  • Susan and Gary Harrisonwalk their dog Emma on a peaceful foggy morning in Assiniboine Park – Standup photo– November 27, 2011   (JOE BRYKSA / WINNIPEG FREE PRESS)

View More Gallery Photos

  • Africa edition

    Africa is one complex and gloriously unmanageable 'theme' to choose to kick off our 2012 series, Our City Our World, which is why it took up the whole newspaper on Jan. 18.

  • China edition

    Hard-working Chinese immigrants, once banned, have risen to the highest echelons of Manitoba.

  • Germany edition

    German immigrants have played a surprisingly large role in the development of the province.

  • Iceland edition

    Arriving in Manitoba in the 1870s unprepared for a brutal winter, Icelandic settlers and their descendants have left their mark on our province.

  • Italy edition

    Industrious Italians rose from peasant roots and adapted to Canadian society by mastering L’art d’arrangiarsi (the art of getting by).

  • Latin America edition

    It used to be the only time Prairie folks met Spanish-speaking people was when they vacationed down south. More often now, they're the people next door.

  • Middle East edition

    When the first Middle East families immigrated to Manitoba, mosques were unheard of and even yogurt was exotic. But now all that has changed.

  • Philippines edition

    A booming Filipino community nearly 60,000 strong has transformed Manitoba.

  • South Asian edition

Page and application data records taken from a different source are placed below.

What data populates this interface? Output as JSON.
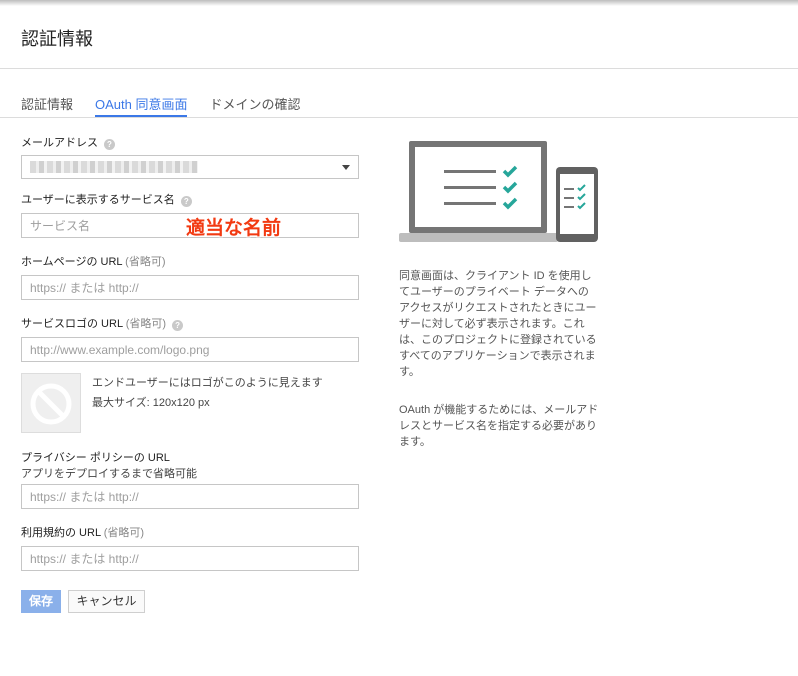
{
  "header": {
    "title": "認証情報"
  },
  "tabs": [
    {
      "label": "認証情報",
      "active": false
    },
    {
      "label": "OAuth 同意画面",
      "active": true
    },
    {
      "label": "ドメインの確認",
      "active": false
    }
  ],
  "form": {
    "email": {
      "label": "メールアドレス",
      "icon": "help-icon"
    },
    "product_name": {
      "label": "ユーザーに表示するサービス名",
      "icon": "help-icon",
      "placeholder": "サービス名"
    },
    "annotation": "適当な名前",
    "homepage": {
      "label": "ホームページの URL",
      "optional": "(省略可)",
      "placeholder": "https:// または http://"
    },
    "logo_url": {
      "label": "サービスロゴの URL",
      "optional": "(省略可)",
      "icon": "help-icon",
      "placeholder": "http://www.example.com/logo.png"
    },
    "logo_preview": {
      "line1": "エンドユーザーにはロゴがこのように見えます",
      "line2": "最大サイズ: 120x120 px",
      "icon": "no-image-icon"
    },
    "privacy": {
      "label": "プライバシー ポリシーの URL",
      "sublabel": "アプリをデプロイするまで省略可能",
      "placeholder": "https:// または http://"
    },
    "tos": {
      "label": "利用規約の URL",
      "optional": "(省略可)",
      "placeholder": "https:// または http://"
    },
    "save_label": "保存",
    "cancel_label": "キャンセル"
  },
  "sidebar": {
    "illustration": "laptop-phone-checklist-illustration",
    "paragraph1": "同意画面は、クライアント ID を使用してユーザーのプライベート データへのアクセスがリクエストされたときにユーザーに対して必ず表示されます。これは、このプロジェクトに登録されているすべてのアプリケーションで表示されます。",
    "paragraph2": "OAuth が機能するためには、メールアドレスとサービス名を指定する必要があります。"
  },
  "colors": {
    "accent": "#3b78e7",
    "check": "#26a69a",
    "annotation": "#f23a12",
    "save_button": "#8ab0ea"
  }
}
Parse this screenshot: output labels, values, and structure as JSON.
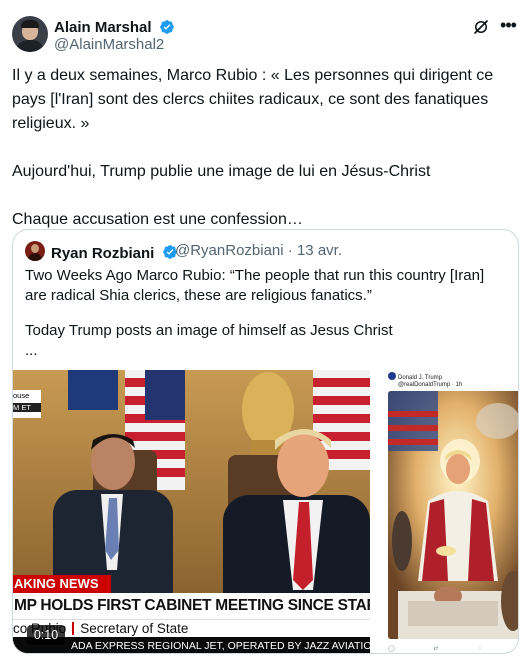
{
  "author": {
    "name": "Alain Marshal",
    "handle": "@AlainMarshal2"
  },
  "tweet": {
    "paragraphs": [
      "Il y a deux semaines, Marco Rubio : « Les personnes qui dirigent ce pays [l'Iran] sont des clercs chiites radicaux, ce sont des fanatiques religieux. »",
      "Aujourd'hui, Trump publie une image de lui en Jésus-Christ",
      "Chaque accusation est une confession…"
    ]
  },
  "quote": {
    "name": "Ryan Rozbiani",
    "handle": "@RyanRozbiani",
    "date": "13 avr.",
    "paragraphs": [
      "Two Weeks Ago Marco Rubio: “The people that run this country [Iran] are radical Shia clerics, these are religious fanatics.”",
      "Today Trump posts an image of himself as Jesus Christ",
      "..."
    ],
    "video": {
      "duration": "0:10",
      "corner_label_top": "ouse",
      "corner_label_bottom": "M ET",
      "breaking_label": "AKING NEWS",
      "headline": "MP HOLDS FIRST CABINET MEETING SINCE START OF IRAN WAR",
      "speaker_name": "co Rubio",
      "speaker_title": "Secretary of State",
      "ticker": "ADA EXPRESS REGIONAL JET, OPERATED BY JAZZ AVIATION, WHI"
    },
    "embedded_post": {
      "author": "Donald J. Trump",
      "meta": "@realDonaldTrump · 1h"
    }
  },
  "colors": {
    "text_primary": "#0f1419",
    "text_secondary": "#536471",
    "verified_blue": "#1d9bf0",
    "border": "#cfd9de",
    "news_red": "#cc0000"
  }
}
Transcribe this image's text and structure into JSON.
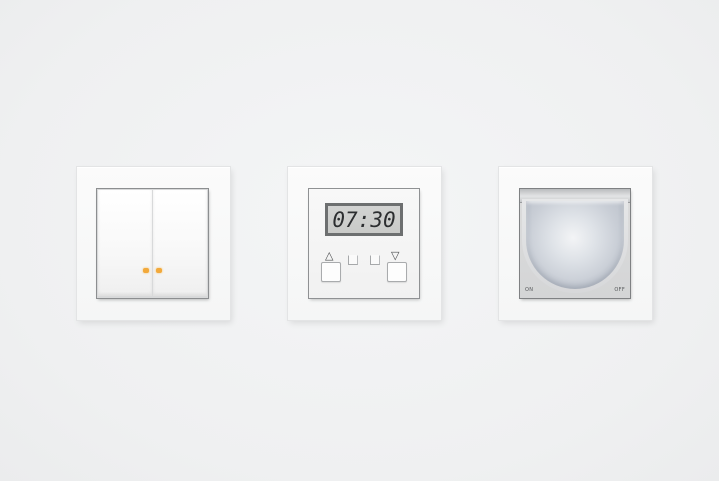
{
  "timer": {
    "display_time": "07:30",
    "up_arrow": "△",
    "down_arrow": "▽"
  },
  "sensor": {
    "on_label": "ON",
    "off_label": "OFF"
  },
  "colors": {
    "background": "#f2f3f4",
    "frame": "#f8f8f8",
    "led_indicator": "#f2a93b",
    "lcd_background": "#cbccca",
    "lens_tint": "#c9ced6"
  },
  "icons": {
    "switch_indicator": "led-dot",
    "timer_up": "triangle-up-icon",
    "timer_down": "triangle-down-icon"
  }
}
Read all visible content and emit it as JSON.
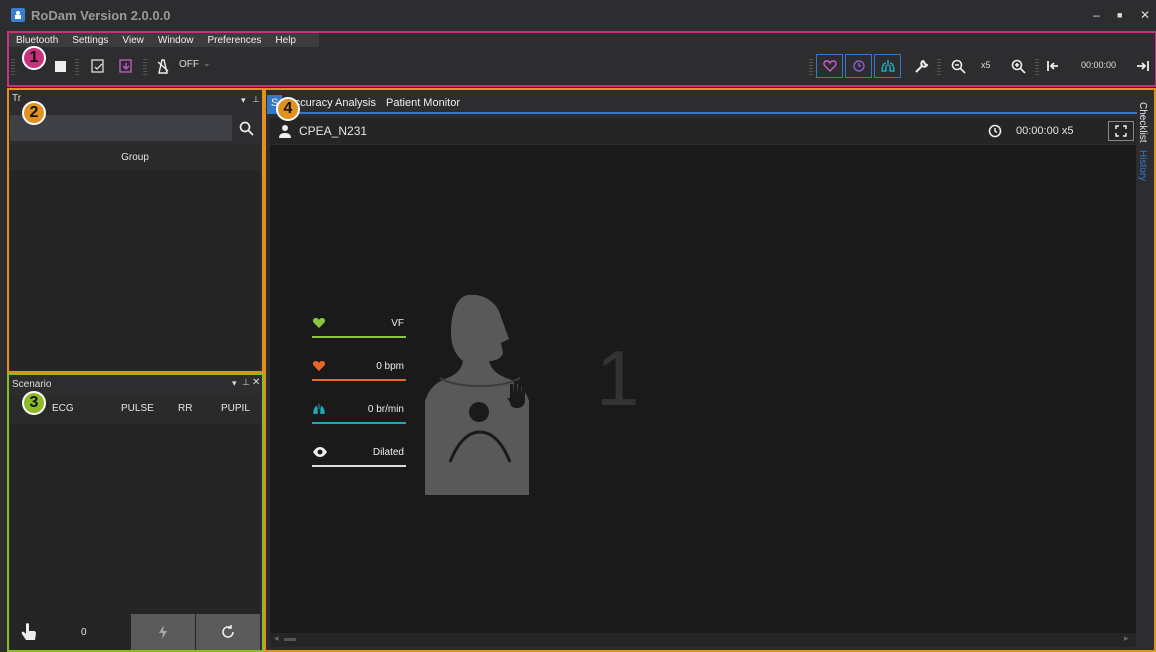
{
  "window": {
    "title": "RoDam Version 2.0.0.0",
    "min": "–",
    "max": "■",
    "close": "✕"
  },
  "menu": [
    "Bluetooth",
    "Settings",
    "View",
    "Window",
    "Preferences",
    "Help"
  ],
  "toolbar": {
    "off_label": "OFF",
    "zoom_factor": "x5",
    "time": "00:00:00"
  },
  "badges": [
    "1",
    "2",
    "3",
    "4"
  ],
  "tree_panel": {
    "title": "Tr",
    "group_header": "Group"
  },
  "scenario": {
    "title": "Scenario",
    "columns": [
      "ECG",
      "PULSE",
      "RR",
      "PUPIL"
    ],
    "count": "0"
  },
  "tabs": [
    "S",
    "Accuracy Analysis",
    "Patient Monitor"
  ],
  "patient": {
    "name": "CPEA_N231",
    "time": "00:00:00 x5"
  },
  "vitals": [
    {
      "value": "VF",
      "color": "#8cc63f"
    },
    {
      "value": "0 bpm",
      "color": "#e8662a"
    },
    {
      "value": "0 br/min",
      "color": "#1fa9b8"
    },
    {
      "value": "Dilated",
      "color": "#dddddd"
    }
  ],
  "manikin_number": "1",
  "right_tabs": {
    "checklist": "Checklist",
    "history": "History"
  },
  "colors": {
    "accent": "#3578c6",
    "frame1": "#c9317a",
    "frame2": "#e09120",
    "frame3": "#8cbb28"
  }
}
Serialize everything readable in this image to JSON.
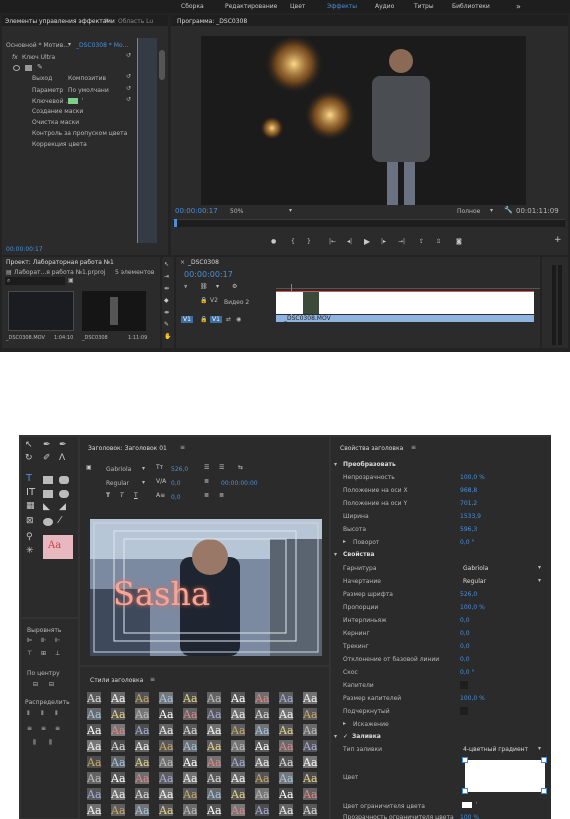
{
  "top": {
    "workspaces": [
      "Сборка",
      "Редактирование",
      "Цвет",
      "Эффекты",
      "Аудио",
      "Титры",
      "Библиотеки"
    ],
    "more": "»"
  },
  "effects": {
    "tab1": "Элементы управления эффектами",
    "tab2": "Область Lu",
    "menu_icon": "≡",
    "clip_source": "Основной * Мотив...",
    "clip_target": "_DSC0308 * Мо...",
    "fx_name": "Ключ Ultra",
    "output_label": "Выход",
    "output_value": "Композитив",
    "param_label": "Параметр",
    "param_value": "По умолчани",
    "key_color_label": "Ключевой ...",
    "sections": [
      "Создание маски",
      "Очистка маски",
      "Контроль за пропуском цвета",
      "Коррекция цвета"
    ],
    "timecode": "00:00:00:17"
  },
  "program": {
    "title": "Программа: _DSC0308",
    "timecode": "00:00:00:17",
    "zoom": "50%",
    "quality": "Полное",
    "duration": "00:01:11:09"
  },
  "project": {
    "title": "Проект: Лабораторная работа №1",
    "file": "Лаборат...я работа №1.prproj",
    "count": "5 элементов",
    "clip1_name": "_DSC0308.MOV",
    "clip1_dur": "1:04:10",
    "clip2_name": "_DSC0308",
    "clip2_dur": "1:11:09"
  },
  "timeline": {
    "tab": "_DSC0308",
    "timecode": "00:00:00:17",
    "track_v2": "V2",
    "track_label": "Видео 2",
    "track_v1": "V1",
    "clip_name": "_DSC0308.MOV"
  },
  "titler": {
    "title": "Заголовок: Заголовок 01",
    "menu_icon": "≡",
    "font": "Gabriola",
    "style": "Regular",
    "size": "526,0",
    "kerning": "0,0",
    "leading": "0,0",
    "tab_stop": "00:00:00:00",
    "preview_text": "Sasha",
    "align_heading": "Выровнять",
    "center_heading": "По центру",
    "distribute_heading": "Распределить",
    "styles_heading": "Стили заголовка",
    "swatch_text": "Aa",
    "tool_swatch": "Aa"
  },
  "props": {
    "title": "Свойства заголовка",
    "menu_icon": "≡",
    "transform": "Преобразовать",
    "opacity_label": "Непрозрачность",
    "opacity": "100,0 %",
    "posx_label": "Положение на оси X",
    "posx": "968,8",
    "posy_label": "Положение на оси Y",
    "posy": "701,2",
    "width_label": "Ширина",
    "width": "1533,9",
    "height_label": "Высота",
    "height": "596,3",
    "rotation_label": "Поворот",
    "rotation": "0,0 °",
    "properties": "Свойства",
    "font_label": "Гарнитура",
    "font": "Gabriola",
    "style_label": "Начертание",
    "style": "Regular",
    "size_label": "Размер шрифта",
    "size": "526,0",
    "aspect_label": "Пропорции",
    "aspect": "100,0 %",
    "leading_label": "Интерлиньяж",
    "leading": "0,0",
    "kerning_label": "Кернинг",
    "kerning": "0,0",
    "tracking_label": "Трекинг",
    "tracking": "0,0",
    "baseline_label": "Отклонение от базовой линии",
    "baseline": "0,0",
    "slant_label": "Скос",
    "slant": "0,0 °",
    "caps_label": "Капители",
    "capsize_label": "Размер капителей",
    "capsize": "100,0 %",
    "underline_label": "Подчеркнутый",
    "distort": "Искажение",
    "fill": "Заливка",
    "fill_type_label": "Тип заливки",
    "fill_type": "4-цветный градиент",
    "color_label": "Цвет",
    "stop_color_label": "Цвет ограничителя цвета",
    "stop_opacity_label": "Прозрачность ограничителя цвета",
    "stop_opacity": "100 %"
  }
}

    As the city's Indo-Canadian population experiences dramatic growth, its pioneers recall their warm Winnipeg welcome.

  • Ukraine edition

    Scarred by Holodomor, the Ukrainian community helped shape Winnipeg's cultural mosaic.

  • United Kingdom edition

    Manitoba's history is built on a foundation provided by settlers from the U.K., who came here seeking better lives.


Do you agree with the sale of the Canadian Wheat Board to foreign companies?

View Results

View Related Story

Ads by Google